WORK ORDER ::
Could you filter the records below down to the lines that include the word "estudiantes"?

GIVEN ENTRIES ::
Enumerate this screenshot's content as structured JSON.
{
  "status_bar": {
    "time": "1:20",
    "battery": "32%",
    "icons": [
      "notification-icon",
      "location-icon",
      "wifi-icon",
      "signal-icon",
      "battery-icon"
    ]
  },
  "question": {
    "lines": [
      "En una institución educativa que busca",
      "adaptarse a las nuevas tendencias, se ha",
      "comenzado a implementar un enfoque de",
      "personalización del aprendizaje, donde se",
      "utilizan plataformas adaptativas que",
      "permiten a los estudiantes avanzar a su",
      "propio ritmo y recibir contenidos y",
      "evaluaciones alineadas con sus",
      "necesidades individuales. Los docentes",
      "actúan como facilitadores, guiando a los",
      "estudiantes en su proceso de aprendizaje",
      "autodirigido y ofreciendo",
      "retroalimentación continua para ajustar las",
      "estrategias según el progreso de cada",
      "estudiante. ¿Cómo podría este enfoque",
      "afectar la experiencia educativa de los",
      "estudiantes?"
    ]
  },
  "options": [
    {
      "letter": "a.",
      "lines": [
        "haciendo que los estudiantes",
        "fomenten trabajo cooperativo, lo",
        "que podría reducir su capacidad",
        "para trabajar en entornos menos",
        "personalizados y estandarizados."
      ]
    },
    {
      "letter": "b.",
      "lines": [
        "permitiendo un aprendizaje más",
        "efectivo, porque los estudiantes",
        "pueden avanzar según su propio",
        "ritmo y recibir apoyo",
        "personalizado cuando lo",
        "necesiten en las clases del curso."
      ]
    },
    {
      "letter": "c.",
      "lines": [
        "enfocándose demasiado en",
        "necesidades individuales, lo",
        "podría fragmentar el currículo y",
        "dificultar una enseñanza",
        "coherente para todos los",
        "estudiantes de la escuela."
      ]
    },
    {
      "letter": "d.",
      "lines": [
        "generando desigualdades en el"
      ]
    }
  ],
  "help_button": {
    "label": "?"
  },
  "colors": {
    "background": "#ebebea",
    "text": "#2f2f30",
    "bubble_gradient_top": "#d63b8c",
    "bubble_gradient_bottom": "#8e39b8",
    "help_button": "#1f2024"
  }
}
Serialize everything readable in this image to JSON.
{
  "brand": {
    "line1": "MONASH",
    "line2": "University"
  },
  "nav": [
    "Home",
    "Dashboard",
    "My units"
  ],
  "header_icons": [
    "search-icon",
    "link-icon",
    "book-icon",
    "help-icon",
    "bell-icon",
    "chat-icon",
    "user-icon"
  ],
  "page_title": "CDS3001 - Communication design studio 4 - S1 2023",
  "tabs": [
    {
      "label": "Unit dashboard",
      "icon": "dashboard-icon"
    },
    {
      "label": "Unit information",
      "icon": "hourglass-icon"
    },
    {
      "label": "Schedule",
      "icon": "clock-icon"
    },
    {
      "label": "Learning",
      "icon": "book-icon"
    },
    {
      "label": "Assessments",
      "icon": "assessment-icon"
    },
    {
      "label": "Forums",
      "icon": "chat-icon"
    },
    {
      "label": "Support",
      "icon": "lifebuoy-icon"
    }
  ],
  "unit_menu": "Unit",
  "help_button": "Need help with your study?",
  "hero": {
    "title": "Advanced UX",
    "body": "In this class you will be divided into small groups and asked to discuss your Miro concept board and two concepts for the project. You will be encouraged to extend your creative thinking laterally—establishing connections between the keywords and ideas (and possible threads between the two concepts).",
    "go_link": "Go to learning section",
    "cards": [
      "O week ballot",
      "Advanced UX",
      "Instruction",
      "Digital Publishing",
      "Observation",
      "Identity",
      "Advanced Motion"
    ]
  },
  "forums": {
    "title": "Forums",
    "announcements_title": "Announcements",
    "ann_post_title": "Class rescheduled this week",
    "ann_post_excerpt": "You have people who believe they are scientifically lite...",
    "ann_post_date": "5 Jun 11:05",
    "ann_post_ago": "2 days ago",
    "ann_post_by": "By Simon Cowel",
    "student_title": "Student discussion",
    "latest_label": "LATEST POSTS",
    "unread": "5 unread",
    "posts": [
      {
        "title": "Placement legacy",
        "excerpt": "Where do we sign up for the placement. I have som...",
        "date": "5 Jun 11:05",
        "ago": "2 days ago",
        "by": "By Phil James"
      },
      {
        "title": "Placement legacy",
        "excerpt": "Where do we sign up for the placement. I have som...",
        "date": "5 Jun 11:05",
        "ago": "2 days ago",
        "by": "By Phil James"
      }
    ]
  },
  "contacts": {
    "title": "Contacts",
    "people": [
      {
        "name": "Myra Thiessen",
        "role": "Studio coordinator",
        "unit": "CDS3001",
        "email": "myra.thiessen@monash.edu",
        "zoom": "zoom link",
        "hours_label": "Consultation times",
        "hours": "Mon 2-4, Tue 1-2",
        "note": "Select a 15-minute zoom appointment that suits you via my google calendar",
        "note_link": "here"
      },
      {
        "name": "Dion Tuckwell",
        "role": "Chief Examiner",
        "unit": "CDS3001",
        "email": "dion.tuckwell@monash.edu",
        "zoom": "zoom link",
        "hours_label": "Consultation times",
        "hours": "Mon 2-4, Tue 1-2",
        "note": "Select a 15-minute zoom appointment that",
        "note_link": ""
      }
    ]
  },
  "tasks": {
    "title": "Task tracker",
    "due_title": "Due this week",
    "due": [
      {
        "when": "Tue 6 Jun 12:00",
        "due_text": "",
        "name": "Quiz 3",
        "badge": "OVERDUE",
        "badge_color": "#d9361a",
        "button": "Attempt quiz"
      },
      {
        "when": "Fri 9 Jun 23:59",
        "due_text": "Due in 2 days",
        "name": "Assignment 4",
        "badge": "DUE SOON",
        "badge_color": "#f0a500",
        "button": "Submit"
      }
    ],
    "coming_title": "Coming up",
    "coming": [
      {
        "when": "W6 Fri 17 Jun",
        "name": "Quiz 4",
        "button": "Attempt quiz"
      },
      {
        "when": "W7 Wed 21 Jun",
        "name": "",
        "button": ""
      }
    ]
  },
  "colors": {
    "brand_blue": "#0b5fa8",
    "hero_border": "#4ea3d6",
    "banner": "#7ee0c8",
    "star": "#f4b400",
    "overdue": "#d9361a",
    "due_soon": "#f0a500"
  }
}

THE ANSWER ::
      "permiten a los estudiantes avanzar a su",
      "estudiantes en su proceso de aprendizaje",
      "estudiantes?"
        "haciendo que los estudiantes",
        "efectivo, porque los estudiantes",
        "estudiantes de la escuela."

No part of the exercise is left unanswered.